Hard particle contamination can cause several problems in the fuel system. Damage to moving parts can lead to starting problems, poor engine performance, idling issues and potentially complete engine failure. They can also affect the spray pattern generated by the HPCR injector, which is critical for proper combustion and overall fuel system performance. Injectors must be extremely precise in terms of quantity, distribution and timing. Damage from erosive wear can cause overfueling, which leads to decreased fuel efficiency. Pump performance can also be compromised by scoring and abrasive wear.
In modern engines, these issues are magnified by tighter tolerances and extreme HPCR pressures, in the 2,000 - 3,000 bar / 29,000 - 44,000 psi range. In fact, a Southwest Research Institute study completed in 2011 with industry participation established that particles in 2 to 3 microns range (in comparison, the average diameter of human hair is 80 microns) produced mechanical damage to high-pressure fuel injectors in a 1,700 bar / 25,000 psi HPCR system. In contrast, a study completed in 2000 by a similar group of participants established that unit injectors experienced abrasive wear due to particles 6 to 7 microns and larger.

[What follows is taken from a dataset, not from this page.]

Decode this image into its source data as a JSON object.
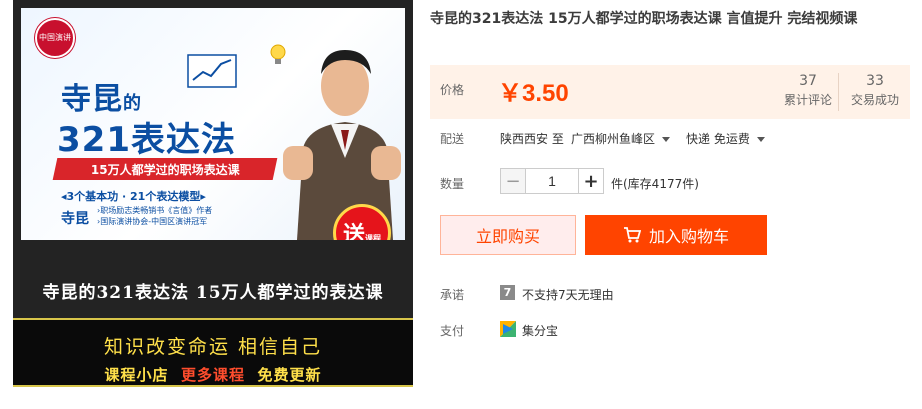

These two studies illustrate that what was considered high efficiency in the past may not cut it today; in the past, 95 percent or 98 percent efficiency may have been considered good enough for 4 micron particles. Today, however, we are measuring high efficiency closer to 99.9 percent. The fraction of a percentage point can make a difference on whether a filtration system can achieve the fuel cleanliness requirements for the HPCR components or not.
Today, advanced fuel filtration media formulations use more synthetics and synthetic/micro-glass formulations. They rely on multi-layer structures to achieve high efficiency and long life by allowing effective storage of both hard and soft particles in the media. This is a key area of fuel filter performance differentiation. As the high-efficiency filter picks up more fine contaminants, what may have passed through a filter in previous years may now be a contributing factor to plugging today’s tighter filters. Along with cost-effectiveness and efficient use of engine space, advanced media formulations that increase contaminant holding capacity within the same package size are critical to delivering service intervals without compromising the fuel cleanliness requirements of HPCR suppliers.
Proven media technologies like Synteq XP used in Donaldson Blue fuel filters deliver the highest levels of efficiency and contaminant retention under dynamic conditions. This technology relies on an engineered blend of fine fibers with a proprietary, resin-free bonding system achieved using bicomponent fibers.
The old saying that "all filters are not created equal" rings truer than ever, making it more important to understand what is hidden underneath the surface of the filter.